According to the man’s attorney there was no probable cause and the appearance of squeezing one buttocks gives authorities carte blanche authority to seize and examine any citizen. Learn more about this particular case  here

Probable cause is meant to protect the rights of the citizens from unreasonable searches and seizures. One would surely argue that eight separate anal cavity examinations is unreasonable. 

If you are asked  by an officer to perform a search of your person or your property, you CAN say no. Without your consent the officer must have probable cause to perform the search. If the officer searches you or your property without probable cause the search is invalid and you could be entitled to damages if you or your property were harmed. 

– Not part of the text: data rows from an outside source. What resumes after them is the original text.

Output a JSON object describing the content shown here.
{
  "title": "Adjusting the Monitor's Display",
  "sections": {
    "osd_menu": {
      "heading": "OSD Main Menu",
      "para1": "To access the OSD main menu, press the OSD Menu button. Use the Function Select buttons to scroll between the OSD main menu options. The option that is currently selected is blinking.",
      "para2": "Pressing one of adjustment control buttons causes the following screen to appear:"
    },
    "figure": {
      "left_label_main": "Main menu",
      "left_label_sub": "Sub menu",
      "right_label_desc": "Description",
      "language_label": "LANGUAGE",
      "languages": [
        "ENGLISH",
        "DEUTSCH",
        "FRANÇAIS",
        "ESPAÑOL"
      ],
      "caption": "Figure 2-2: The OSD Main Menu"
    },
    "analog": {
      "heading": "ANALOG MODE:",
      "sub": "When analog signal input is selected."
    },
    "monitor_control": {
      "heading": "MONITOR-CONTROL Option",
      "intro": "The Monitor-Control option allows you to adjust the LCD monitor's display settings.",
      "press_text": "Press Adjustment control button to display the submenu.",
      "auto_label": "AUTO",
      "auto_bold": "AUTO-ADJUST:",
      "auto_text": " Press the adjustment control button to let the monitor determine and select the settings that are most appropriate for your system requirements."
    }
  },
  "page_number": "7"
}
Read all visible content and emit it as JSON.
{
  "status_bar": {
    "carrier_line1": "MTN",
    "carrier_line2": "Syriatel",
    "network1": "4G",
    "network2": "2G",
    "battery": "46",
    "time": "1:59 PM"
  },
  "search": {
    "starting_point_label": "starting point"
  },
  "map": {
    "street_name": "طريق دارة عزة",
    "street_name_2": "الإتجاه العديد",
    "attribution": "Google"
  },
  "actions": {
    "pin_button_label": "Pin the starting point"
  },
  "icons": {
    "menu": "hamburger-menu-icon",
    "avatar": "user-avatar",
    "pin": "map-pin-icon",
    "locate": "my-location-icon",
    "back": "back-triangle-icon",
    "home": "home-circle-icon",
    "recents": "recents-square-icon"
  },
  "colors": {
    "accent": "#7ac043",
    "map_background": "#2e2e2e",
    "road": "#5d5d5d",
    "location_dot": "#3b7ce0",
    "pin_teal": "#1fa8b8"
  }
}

If you feel that the police searched you or your property without probable cause, contact Connor & Connor PLLC today.  The attorneys at Connor & Connor Pllc are ready to defend Nevadans facing criminal charges in either state or federal court. We serve clients from all socioeconomic levels of our community and we will fight the charges with everything in our power to make sure your rights are protected.  Our rates are reasonable and we are willing to negotiate  payment plans if necessary on a case by case basis.  Unlike some law firms, Connor & Connor Pllc is able to accept payment by credit or debit card.  All funds will be placed in our client trust account until earned by the attorney working the case.  If you are facing criminal charges, contact one of the attorneys at Connor & Connor Pllc as soon as possible for a free consultation.  You may contact the firm at info@connorpllc.com, (702) 750-9139 or visit www.connorpllc.com. You may also visit the firm’s page on Facebook at http://www.facebook.com/#!/ConnorConnorPllc.

 

Nevada’s residents have a constitutional right to use medicinal marijuana if they are prescribed the medicine by their doctor and obtain a state patient ID card. However, can a patient lose their job for using the medicine that is prescribed by his or her doctor?

Nevada’s current medical marijuana law does not require employers to make any accommodations for state licensed medical marijuana users. In other words, you CAN lose your job for using medical marijuana. Yes, you CAN lose your job even if you are a state card holder.

Under SB 374, the new medical marijuana law, an employer …

“must attempt to make reasonable accommodations for the medical needs of an employee who engages in the medical use of marijuana if the employee holds a valid registry identification card, provided that such reasonable accommodation would not: (a) Pose a threat of harm or danger to persons or property or impose an undue hardship on the employer; or (b) Prohibit the employee from fulfilling any and all of his or her job responsibilities.”

This section of the bill takes effect on April 1, 2014. At that time an employer will need to provide “reasonable accommodations” to a medical marijuana patient with a valid registry card.

However, one thing to keep in mind is, Nevada is an at-will state. Therefore, an employer can terminate an employee at any time with or without cause. Therefore, the employer could terminate an employee without giving a reason. Most likely cases like these will end up in litigation to determine if the employer was required to make accommodations and to define what “reasonable accommodations are” but until April 1, 2014, no accommodations are required. And after, an employer could terminate the employee due to Nevada being an at will state.

So the cold hard truth is, most likely, yes a medical marijuana patient can lose his or her job for using his or her medicine.

If you have questions about Nevada’s Medical Marijuana laws, please do not hesitate to contact the attorneys at Connor & Connor Pllc today.  The attorneys at Connor & Connor Pllc are licensed to practice law before all Nevada state and federal courts. We are assisting individuals and groups interested in obtaining a medical marijuana facility license. If you are interested, contact one of the attorneys at Connor & Connor Pllc as soon as possible for a consultation.   You may contact the firm through email at info@connorpllc.com or by phone at or visit www.connorpllc.com. You may also visit the firm’s Facebook page at http://www.facebook.com/#!/ConnorConnorPllc. You can also follow the firm on twitter at https://twitter.com/Connor_pllc.